Poker is a card game where players wager money on the outcome of their hands. It is a game of skill and chance, where winning requires good luck and the ability to read other players. In addition, a player’s ability to make good decisions is essential. Moreover, the best poker players have a high win-rate and are able to minimize their losses. They know how to spot bad beats, and when to fold their hands.

A game of poker begins when one player, designated by the rules of the particular variant being played, makes a bet. Each player in turn must either call that bet or raise it, in which case they must place chips into the pot equal to the amount of the bet made by the player before them. Alternatively, a player can “drop,” in which case they forfeit their hand and their chips and exit the betting round.

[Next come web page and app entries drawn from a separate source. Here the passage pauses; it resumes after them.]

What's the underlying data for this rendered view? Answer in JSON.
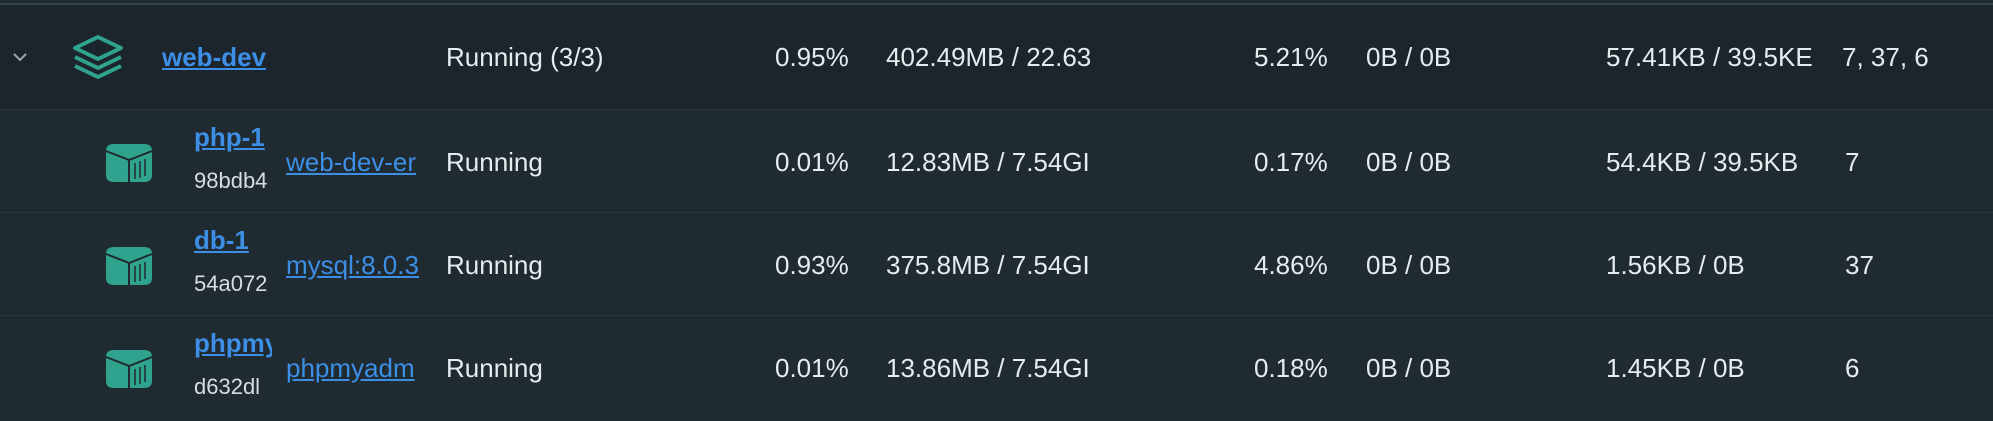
{
  "group": {
    "name": "web-dev",
    "status": "Running (3/3)",
    "cpu": "0.95%",
    "memory": "402.49MB / 22.63",
    "memory_pct": "5.21%",
    "disk_io": "0B / 0B",
    "network_io": "57.41KB / 39.5KE",
    "pids": "7, 37, 6"
  },
  "containers": [
    {
      "name": "php-1",
      "id": "98bdb4",
      "image": "web-dev-er",
      "status": "Running",
      "cpu": "0.01%",
      "memory": "12.83MB / 7.54GI",
      "memory_pct": "0.17%",
      "disk_io": "0B / 0B",
      "network_io": "54.4KB / 39.5KB",
      "pids": "7"
    },
    {
      "name": "db-1",
      "id": "54a072",
      "image": "mysql:8.0.3",
      "status": "Running",
      "cpu": "0.93%",
      "memory": "375.8MB / 7.54GI",
      "memory_pct": "4.86%",
      "disk_io": "0B / 0B",
      "network_io": "1.56KB / 0B",
      "pids": "37"
    },
    {
      "name": "phpmy",
      "id": "d632dl",
      "image": "phpmyadm",
      "status": "Running",
      "cpu": "0.01%",
      "memory": "13.86MB / 7.54GI",
      "memory_pct": "0.18%",
      "disk_io": "0B / 0B",
      "network_io": "1.45KB / 0B",
      "pids": "6"
    }
  ],
  "icons": {
    "expand": "chevron-down-icon",
    "group": "stack-layers-icon",
    "container": "container-cube-icon"
  },
  "colors": {
    "background": "#1f2a31",
    "link": "#3d8fe6",
    "icon_teal": "#2fa38d"
  }
}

Before dealing the cards, the players must make a bet. The minimum bet is the amount of the Small Blind, and the maximum is the Big Blind. In some games, there are additional bet amounts, called antes and limps, which are placed into the pot before the cards are dealt. Once the bets are in, the dealer deals five cards to each player.

The first betting round, known as the Flop, reveals four of the community cards face up on the table. This is followed by a second betting round, known as the Turn. The final betting round, known as the River, reveals the fifth and final community card.

When you begin playing poker, it is a good idea to start at the lowest limits possible. This way, you can practice your strategy without risking a lot of money. It also lets you play versus weaker players and learn the game better. As you get better, you can move up the stakes but do so slowly to avoid donating your hard-earned cash to those who are worse than you.

To become a good poker player, you should practice your game and watch others play to develop quick instincts. In addition, you should pay close attention to your opponents. Study their subtle physical tells and idiosyncrasies, such as eye movements, hand gestures, and betting behavior. You should also be able to quickly determine what type of hands your opponents are holding, which will help you decide whether to call their bets or fold them.

Lastly, you must be mentally tough. It is normal to lose sometimes, and it will even happen to the very best players. However, a losing streak should not crush your confidence or make you doubt yourself. In fact, some of the world’s best poker players are famous for never getting upset after a bad loss.

Finally, you should always gamble only with money that you’re comfortable losing. You should also track your wins and losses to understand how much you’re making or losing in the long run.